▸ **Problem**: Only a number is expected here: the count of lines in the data that contain "title".

▸ **Recorded information**:
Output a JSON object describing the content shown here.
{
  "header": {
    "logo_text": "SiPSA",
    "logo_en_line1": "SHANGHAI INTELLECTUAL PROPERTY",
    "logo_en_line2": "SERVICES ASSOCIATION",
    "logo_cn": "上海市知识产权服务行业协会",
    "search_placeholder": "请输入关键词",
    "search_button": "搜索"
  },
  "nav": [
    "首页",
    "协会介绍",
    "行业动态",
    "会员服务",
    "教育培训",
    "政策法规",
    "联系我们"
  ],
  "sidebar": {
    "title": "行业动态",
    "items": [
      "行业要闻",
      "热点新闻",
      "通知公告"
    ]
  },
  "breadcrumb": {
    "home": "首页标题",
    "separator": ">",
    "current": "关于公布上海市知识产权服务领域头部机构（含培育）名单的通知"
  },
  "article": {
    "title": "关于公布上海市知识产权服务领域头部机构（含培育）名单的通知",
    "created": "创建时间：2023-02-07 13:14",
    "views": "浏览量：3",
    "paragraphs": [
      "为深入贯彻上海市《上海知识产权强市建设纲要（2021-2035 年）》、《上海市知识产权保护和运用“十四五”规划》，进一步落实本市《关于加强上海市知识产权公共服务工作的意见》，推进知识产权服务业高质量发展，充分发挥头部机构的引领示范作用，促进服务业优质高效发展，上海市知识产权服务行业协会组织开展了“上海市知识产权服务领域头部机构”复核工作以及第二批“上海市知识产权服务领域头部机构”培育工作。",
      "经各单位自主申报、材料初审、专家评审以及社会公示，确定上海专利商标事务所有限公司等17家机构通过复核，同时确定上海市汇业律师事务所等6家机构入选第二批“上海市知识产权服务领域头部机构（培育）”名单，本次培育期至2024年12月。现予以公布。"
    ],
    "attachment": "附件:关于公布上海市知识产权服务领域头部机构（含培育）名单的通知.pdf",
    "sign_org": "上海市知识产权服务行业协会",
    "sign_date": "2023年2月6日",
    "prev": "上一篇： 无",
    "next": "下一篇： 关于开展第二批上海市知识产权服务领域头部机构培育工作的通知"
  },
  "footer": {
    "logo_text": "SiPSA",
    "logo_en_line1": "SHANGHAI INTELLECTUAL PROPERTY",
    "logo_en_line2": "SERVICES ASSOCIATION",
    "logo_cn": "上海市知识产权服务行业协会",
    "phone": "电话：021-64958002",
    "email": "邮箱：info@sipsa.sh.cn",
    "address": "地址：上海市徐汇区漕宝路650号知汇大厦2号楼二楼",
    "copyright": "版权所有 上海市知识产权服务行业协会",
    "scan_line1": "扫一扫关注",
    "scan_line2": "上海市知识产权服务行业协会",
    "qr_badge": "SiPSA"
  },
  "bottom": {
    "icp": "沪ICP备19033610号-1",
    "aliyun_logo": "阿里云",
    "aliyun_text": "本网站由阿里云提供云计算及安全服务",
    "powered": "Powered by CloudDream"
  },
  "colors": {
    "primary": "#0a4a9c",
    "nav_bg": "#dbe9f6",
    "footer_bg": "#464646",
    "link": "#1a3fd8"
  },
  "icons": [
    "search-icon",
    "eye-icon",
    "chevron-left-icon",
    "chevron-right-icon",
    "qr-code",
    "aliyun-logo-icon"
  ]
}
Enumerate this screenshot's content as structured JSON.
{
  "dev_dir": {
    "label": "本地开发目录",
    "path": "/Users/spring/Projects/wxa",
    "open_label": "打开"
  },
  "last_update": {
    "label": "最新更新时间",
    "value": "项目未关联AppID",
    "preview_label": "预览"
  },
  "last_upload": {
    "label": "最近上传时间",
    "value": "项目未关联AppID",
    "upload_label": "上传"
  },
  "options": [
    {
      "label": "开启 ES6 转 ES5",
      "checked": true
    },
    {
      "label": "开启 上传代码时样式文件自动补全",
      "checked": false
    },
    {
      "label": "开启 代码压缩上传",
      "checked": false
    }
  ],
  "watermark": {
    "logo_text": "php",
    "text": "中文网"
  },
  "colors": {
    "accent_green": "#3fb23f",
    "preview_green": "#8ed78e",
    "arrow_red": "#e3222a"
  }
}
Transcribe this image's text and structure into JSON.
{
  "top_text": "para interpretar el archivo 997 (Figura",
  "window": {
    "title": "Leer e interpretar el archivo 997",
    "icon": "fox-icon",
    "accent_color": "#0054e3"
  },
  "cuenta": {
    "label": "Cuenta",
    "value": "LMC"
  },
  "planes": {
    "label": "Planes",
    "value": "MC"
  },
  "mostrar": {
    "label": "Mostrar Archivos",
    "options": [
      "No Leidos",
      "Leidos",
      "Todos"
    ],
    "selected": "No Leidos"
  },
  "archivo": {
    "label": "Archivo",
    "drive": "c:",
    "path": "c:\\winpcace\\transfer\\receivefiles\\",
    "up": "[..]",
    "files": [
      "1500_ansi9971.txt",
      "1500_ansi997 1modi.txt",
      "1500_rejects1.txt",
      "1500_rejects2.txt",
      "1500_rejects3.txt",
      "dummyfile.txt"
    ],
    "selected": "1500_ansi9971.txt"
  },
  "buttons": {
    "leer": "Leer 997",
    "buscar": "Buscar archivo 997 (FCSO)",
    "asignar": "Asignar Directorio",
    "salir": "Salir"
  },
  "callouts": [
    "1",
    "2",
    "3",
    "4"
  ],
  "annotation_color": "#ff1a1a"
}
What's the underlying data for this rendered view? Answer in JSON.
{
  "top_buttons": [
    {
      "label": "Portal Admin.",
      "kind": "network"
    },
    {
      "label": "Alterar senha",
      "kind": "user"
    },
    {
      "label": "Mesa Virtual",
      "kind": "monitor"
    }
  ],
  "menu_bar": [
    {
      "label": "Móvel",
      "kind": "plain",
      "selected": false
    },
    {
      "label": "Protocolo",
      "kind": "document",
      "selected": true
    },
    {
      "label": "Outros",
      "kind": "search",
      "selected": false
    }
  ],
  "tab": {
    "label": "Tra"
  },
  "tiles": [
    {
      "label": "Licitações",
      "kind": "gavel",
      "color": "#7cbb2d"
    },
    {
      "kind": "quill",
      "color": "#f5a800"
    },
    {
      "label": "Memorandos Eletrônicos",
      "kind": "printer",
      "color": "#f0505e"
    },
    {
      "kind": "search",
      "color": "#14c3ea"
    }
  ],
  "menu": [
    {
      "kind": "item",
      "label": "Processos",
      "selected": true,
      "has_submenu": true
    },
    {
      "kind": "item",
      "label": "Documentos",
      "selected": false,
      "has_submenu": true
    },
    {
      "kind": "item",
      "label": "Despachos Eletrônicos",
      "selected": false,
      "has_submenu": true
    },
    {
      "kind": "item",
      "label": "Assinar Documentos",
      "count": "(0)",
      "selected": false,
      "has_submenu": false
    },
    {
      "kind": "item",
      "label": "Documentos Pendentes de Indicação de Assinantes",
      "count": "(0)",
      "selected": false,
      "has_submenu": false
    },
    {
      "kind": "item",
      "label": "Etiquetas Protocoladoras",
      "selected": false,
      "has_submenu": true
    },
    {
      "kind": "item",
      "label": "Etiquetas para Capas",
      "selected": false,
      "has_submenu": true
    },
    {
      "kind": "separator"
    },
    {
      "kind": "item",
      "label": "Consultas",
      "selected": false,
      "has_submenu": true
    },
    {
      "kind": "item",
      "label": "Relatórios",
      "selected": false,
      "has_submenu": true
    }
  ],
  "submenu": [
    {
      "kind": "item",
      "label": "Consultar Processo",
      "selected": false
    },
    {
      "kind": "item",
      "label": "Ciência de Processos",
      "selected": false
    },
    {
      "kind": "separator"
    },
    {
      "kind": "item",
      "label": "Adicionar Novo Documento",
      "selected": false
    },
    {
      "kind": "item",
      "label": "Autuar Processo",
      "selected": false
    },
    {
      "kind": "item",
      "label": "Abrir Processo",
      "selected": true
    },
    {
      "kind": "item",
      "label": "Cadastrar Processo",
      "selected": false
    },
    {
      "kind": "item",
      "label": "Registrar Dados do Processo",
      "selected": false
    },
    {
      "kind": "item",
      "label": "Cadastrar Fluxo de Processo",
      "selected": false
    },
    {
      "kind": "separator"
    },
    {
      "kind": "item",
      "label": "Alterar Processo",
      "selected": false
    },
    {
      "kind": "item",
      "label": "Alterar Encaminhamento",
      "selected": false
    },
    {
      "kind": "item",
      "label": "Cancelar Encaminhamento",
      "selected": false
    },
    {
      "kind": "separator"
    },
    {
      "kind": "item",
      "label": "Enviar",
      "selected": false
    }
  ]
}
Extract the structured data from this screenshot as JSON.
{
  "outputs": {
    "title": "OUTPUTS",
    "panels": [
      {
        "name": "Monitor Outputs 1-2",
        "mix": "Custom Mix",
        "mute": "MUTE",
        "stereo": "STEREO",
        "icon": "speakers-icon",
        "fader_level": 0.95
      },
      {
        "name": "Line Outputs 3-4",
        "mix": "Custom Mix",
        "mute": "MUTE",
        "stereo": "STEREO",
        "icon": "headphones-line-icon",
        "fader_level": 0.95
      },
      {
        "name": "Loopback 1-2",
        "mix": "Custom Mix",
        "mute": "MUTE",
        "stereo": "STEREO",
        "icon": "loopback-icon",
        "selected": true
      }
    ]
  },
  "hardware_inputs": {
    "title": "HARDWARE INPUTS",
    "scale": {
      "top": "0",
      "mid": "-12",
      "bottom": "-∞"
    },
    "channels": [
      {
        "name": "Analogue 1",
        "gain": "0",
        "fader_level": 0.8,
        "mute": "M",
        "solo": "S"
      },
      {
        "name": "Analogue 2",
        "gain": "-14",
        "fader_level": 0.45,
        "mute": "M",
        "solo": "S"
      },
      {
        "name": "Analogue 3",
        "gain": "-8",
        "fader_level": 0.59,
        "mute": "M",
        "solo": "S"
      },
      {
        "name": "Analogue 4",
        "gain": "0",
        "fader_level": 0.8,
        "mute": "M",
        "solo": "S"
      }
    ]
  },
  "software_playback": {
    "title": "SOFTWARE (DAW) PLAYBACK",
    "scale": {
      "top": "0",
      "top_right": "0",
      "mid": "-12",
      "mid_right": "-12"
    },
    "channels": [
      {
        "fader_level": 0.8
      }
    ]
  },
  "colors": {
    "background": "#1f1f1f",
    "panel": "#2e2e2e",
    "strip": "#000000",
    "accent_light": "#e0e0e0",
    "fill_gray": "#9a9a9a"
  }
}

▸ **Finished exercise**: 6